Element data from apps and pages:
*****
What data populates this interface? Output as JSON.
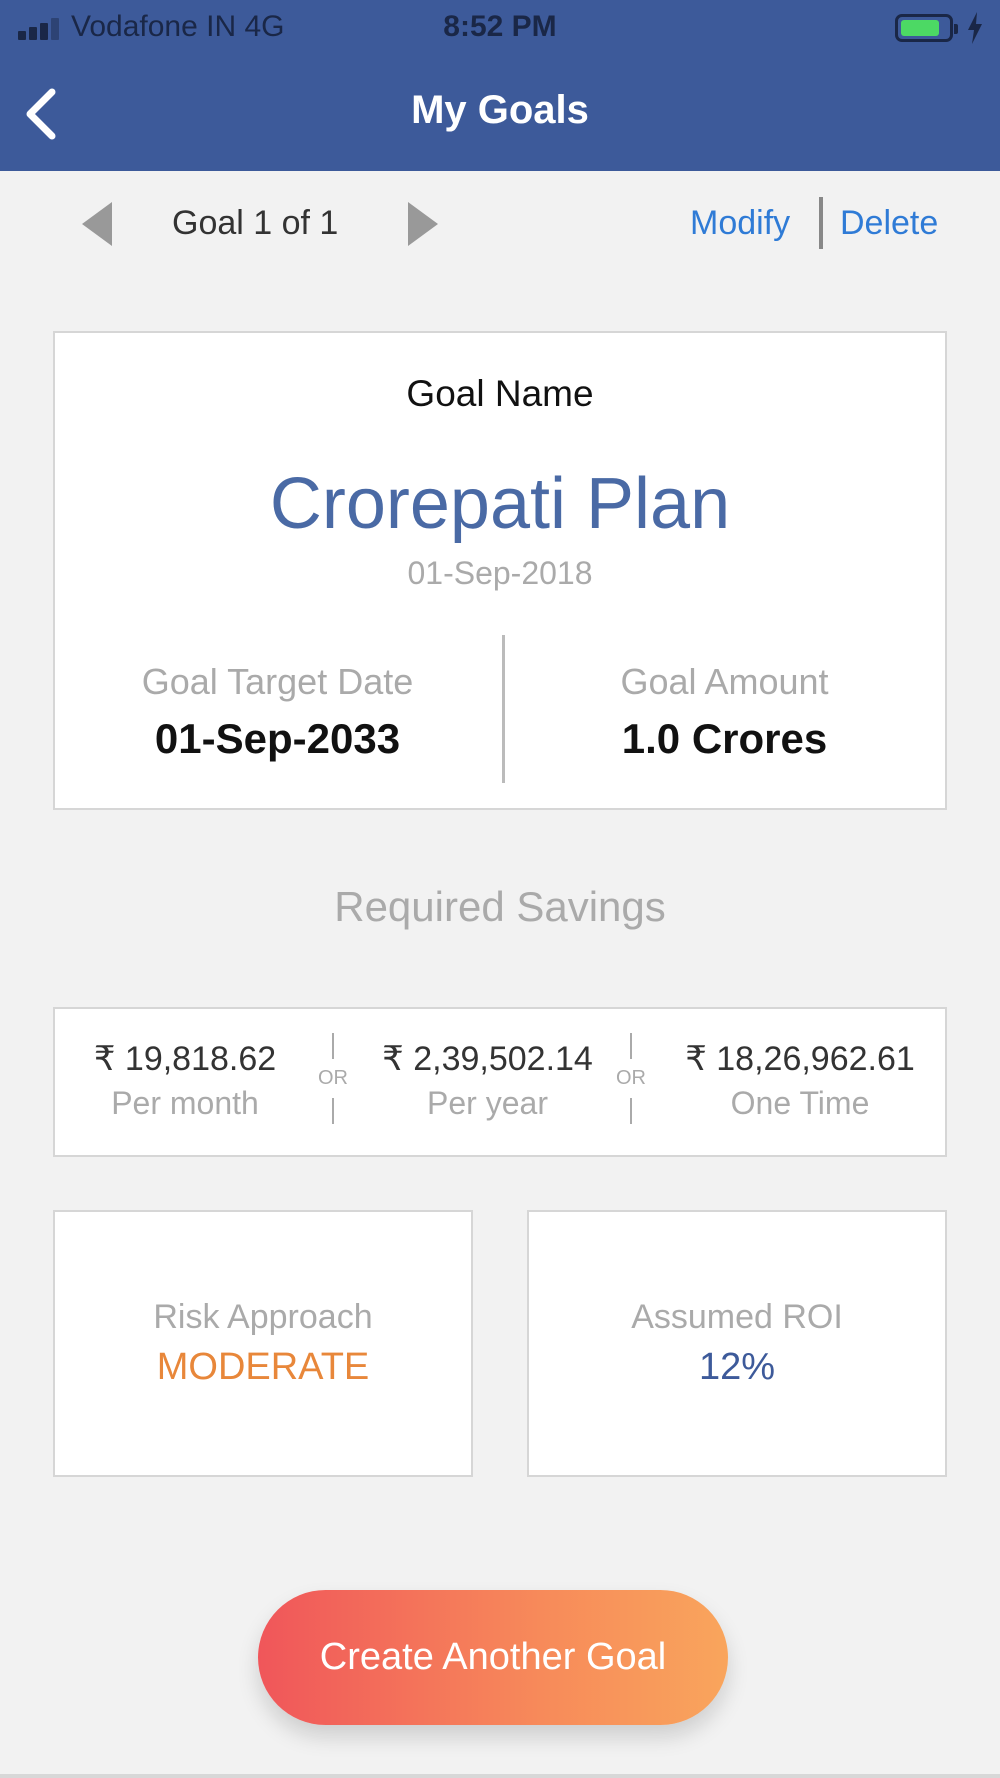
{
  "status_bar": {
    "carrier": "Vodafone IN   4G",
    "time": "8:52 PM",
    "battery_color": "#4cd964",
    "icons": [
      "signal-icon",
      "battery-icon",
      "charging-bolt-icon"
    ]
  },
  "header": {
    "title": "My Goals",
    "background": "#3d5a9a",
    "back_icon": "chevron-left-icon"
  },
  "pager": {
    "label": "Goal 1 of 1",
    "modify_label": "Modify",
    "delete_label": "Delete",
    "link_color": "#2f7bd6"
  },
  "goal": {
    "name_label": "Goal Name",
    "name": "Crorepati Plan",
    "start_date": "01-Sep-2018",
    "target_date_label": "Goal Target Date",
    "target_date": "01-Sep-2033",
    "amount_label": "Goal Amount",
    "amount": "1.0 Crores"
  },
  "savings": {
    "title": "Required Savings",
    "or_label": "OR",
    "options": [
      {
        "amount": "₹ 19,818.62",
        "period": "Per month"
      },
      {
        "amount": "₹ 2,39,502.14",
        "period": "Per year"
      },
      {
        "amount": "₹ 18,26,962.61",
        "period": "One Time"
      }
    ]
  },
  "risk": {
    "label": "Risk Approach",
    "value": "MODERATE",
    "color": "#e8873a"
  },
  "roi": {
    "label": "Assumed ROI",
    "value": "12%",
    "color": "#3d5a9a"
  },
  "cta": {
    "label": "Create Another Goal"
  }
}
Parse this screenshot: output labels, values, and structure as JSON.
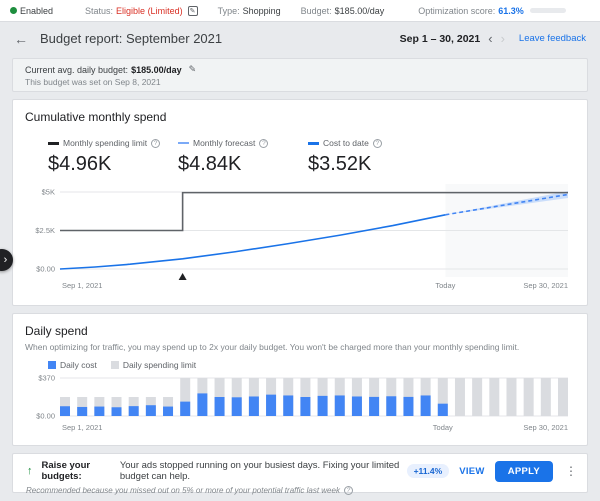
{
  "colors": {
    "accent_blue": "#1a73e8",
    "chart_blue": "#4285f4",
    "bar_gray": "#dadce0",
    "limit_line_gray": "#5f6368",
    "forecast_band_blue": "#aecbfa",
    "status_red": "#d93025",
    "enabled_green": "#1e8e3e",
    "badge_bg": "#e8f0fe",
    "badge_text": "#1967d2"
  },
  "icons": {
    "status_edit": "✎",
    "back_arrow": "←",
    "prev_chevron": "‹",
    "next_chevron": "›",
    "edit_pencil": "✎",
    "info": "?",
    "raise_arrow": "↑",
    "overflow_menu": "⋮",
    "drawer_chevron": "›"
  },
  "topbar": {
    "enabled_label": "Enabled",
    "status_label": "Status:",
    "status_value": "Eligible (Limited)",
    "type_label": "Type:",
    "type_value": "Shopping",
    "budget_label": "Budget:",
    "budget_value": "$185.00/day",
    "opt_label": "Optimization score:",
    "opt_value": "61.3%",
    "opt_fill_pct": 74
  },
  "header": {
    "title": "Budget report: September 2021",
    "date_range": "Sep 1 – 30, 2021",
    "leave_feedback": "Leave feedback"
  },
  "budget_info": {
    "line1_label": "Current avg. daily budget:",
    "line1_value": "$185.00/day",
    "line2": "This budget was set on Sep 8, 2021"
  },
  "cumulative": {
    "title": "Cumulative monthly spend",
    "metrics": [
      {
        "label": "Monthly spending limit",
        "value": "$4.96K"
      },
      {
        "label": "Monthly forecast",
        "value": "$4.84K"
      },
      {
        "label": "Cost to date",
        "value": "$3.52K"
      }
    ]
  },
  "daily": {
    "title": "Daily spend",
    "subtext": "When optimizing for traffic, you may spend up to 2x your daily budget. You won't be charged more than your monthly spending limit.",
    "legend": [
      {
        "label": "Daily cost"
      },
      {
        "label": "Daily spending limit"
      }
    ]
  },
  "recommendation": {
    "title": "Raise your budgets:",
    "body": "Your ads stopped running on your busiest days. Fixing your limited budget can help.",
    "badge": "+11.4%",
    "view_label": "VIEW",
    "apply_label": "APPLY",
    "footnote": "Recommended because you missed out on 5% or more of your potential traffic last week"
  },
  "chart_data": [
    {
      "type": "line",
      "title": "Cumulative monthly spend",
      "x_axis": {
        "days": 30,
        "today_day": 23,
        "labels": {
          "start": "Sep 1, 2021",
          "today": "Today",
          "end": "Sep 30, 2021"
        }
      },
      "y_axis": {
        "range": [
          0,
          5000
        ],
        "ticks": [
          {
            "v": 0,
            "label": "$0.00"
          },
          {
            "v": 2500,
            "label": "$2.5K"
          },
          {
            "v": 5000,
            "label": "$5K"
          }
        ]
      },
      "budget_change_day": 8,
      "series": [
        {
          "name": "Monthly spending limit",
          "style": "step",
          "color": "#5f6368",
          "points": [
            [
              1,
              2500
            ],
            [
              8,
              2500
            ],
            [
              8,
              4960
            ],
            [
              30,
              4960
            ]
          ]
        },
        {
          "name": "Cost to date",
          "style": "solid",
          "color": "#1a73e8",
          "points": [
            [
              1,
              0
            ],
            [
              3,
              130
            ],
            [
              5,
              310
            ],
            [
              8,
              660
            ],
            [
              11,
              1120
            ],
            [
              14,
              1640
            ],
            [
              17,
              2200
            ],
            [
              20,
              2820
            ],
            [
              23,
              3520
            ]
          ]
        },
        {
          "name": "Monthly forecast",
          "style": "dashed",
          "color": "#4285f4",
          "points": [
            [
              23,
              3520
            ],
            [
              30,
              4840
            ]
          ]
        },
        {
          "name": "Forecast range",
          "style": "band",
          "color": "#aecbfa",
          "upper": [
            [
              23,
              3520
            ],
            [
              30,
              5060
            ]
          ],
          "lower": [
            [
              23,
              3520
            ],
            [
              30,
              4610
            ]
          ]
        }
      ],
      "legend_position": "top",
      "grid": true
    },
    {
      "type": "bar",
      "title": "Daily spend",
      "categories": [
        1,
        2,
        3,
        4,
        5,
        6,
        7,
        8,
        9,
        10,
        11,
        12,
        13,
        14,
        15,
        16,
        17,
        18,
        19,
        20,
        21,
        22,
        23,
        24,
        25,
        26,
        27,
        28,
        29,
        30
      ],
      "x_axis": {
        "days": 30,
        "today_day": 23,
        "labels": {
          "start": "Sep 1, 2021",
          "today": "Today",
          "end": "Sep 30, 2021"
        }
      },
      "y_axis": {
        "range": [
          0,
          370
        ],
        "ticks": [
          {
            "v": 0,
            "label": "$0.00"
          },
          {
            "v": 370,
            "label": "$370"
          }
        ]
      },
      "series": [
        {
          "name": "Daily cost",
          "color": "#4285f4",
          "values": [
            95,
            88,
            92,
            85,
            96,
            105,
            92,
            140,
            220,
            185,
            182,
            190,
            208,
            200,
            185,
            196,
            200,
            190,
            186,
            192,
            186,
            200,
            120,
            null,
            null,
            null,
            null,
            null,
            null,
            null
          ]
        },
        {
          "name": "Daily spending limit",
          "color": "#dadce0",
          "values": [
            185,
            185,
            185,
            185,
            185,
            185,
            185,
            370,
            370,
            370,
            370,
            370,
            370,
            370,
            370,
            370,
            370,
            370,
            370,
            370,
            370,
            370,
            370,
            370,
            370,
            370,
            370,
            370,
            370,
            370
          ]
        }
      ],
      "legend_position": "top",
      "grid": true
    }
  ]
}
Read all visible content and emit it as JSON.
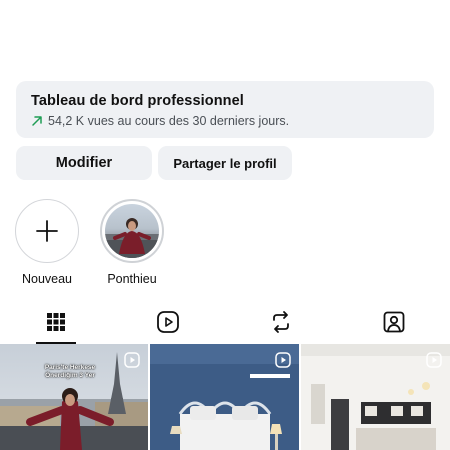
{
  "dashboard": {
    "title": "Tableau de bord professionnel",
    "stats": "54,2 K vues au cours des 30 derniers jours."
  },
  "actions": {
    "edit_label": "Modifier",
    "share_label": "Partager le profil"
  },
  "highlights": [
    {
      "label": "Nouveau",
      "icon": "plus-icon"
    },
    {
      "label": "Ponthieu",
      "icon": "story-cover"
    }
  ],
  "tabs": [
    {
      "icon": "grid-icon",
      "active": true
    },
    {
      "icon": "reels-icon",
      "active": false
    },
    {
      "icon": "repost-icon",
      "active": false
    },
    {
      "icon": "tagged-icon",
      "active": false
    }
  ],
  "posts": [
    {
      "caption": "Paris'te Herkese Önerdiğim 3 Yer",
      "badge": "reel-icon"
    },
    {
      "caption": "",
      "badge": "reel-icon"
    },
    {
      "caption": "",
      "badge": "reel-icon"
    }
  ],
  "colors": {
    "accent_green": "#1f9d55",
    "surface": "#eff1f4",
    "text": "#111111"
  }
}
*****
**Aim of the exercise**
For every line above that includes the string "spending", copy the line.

**Written reply**
        "label": "Monthly spending limit",
    "subtext": "When optimizing for traffic, you may spend up to 2x your daily budget. You won't be charged more than your monthly spending limit.",
        "label": "Daily spending limit"
          "name": "Monthly spending limit",
          "name": "Daily spending limit",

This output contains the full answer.